 [per″ĭ-stal´sis]
the wormlike movement by which the alimentary canal or other tubular organs with both longitudinal and circular muscle fibers propel their contents, consisting of a wave of contraction passing along the tube. adj., adj peristal´tic.

When food is swallowed, it passes into the esophagus. Muscular contractions in the wall of the esophagus work the food downward, pushing it into the stomach. Here peristaltic contractions not only move the food in small amounts into the intestine but also aid in the disintegration of the food and help mix it with gastric juice. Peristalsis forces the food into and through the intestine for further digestion until the food waste finally reaches the rectum, from which it is periodically discharged from the body. The waves of peristalsis are irregular; they are stronger at some times than at others. They are also weaker in some people, notably the elderly.

Although the normal peristaltic wave is downward, it is sometimes reversed. Reverse peristaltic action may be triggered by mild digestive upsets or more serious disorders, such as an obstruction in the stomach or intestines.

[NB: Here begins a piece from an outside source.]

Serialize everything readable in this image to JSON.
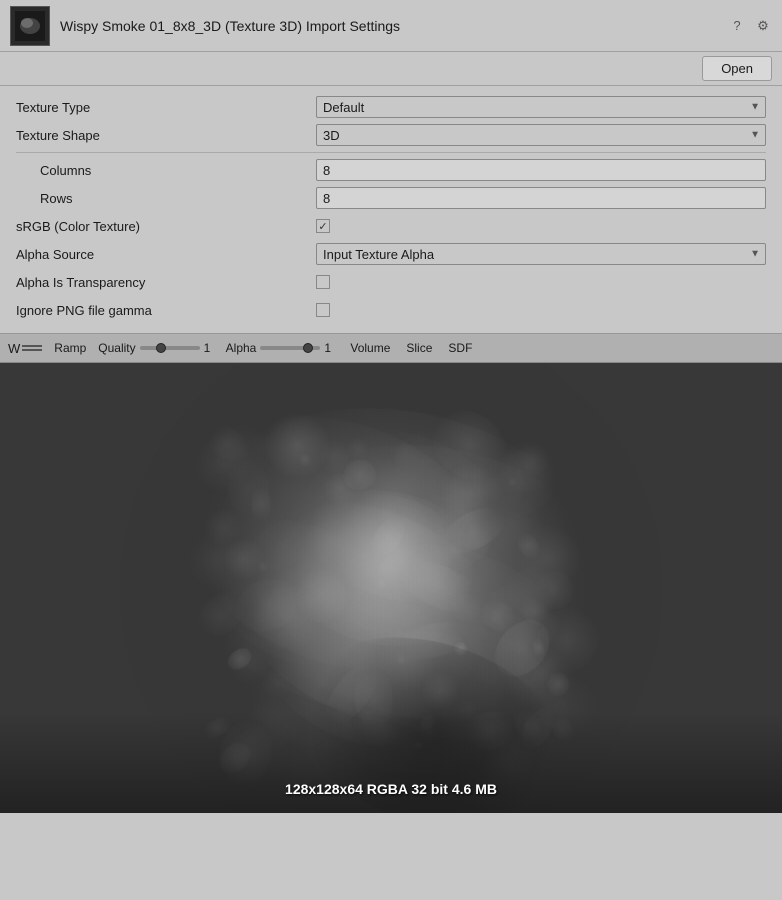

per·i·stal·sis

(per'i-stal'sis),
The movement of the intestine or other tubular structure, characterized by waves of alternate circular contraction and relaxation of the tube by which the contents are propelled onward.
Synonym(s): vermicular movement
[peri- + G. stalsis, constriction]

peristalsis

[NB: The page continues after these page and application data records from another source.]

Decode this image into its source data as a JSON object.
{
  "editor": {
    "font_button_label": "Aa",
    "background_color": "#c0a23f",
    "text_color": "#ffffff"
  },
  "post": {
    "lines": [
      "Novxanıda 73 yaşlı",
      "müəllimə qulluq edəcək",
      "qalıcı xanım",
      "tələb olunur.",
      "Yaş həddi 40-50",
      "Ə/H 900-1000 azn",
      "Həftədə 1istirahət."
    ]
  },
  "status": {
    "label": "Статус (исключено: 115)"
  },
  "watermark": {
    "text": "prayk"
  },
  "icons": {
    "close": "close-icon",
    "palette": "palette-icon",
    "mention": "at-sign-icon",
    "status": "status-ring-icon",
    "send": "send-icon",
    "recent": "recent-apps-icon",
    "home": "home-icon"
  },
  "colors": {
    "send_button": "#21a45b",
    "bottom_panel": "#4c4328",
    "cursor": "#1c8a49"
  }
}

(pĕr′ĭ-stôl′sĭs, -stăl′-)
n. pl. peristal·ses (-sēz)
The wavelike muscular contractions of the digestive tract or other tubular structures by which contents are forced onward toward the opening.

per′i·stal′tic (-stôl′tĭk, -stăl′-) adj.
per′i·stal′ti·cal·ly adv.

per·i·stal·sis

(per'i-stal'sis)
The movement of the intestine or other tubular structure, characterized by waves of alternate circular contraction and relaxation of the tube by which the contents are propelled onward.
Synonym(s): vermicular movement.
[peri- + G. stalsis, constriction]

peristalsis

A coordinated succession of contractions and relaxations of the muscular wall of a tubular structure, such as the OESOPHAGUS, small intestine or the URETER, producing a wave-like pattern whose effect is to move the contents along.

peristalsis

the alternate contraction and relaxation of circular and longitudinal muscle which produces waves that pass along the intestine (and other tubular systems) of animals, moving the tube contents in one direction.

Peristalsis

A sequence of muscle contractions that progressively squeeze one small section of the digestive tract and then the next to push food along the tract, something like pushing toothpaste out of its tube.
References in periodicals archive ?
Although the contusion improved over next 2-3 days, the swelling increased to 8x10 cm with positive cough impulse and visible peristalsis. The swelling was completely reducible with a palpable defect in abdominal wall.
No visible cough impulse and no visible peristalsis. Swelling was tender with no local rise of temperature and was uniformly soft in consistency, not reducible, not fixed to the overlying skin.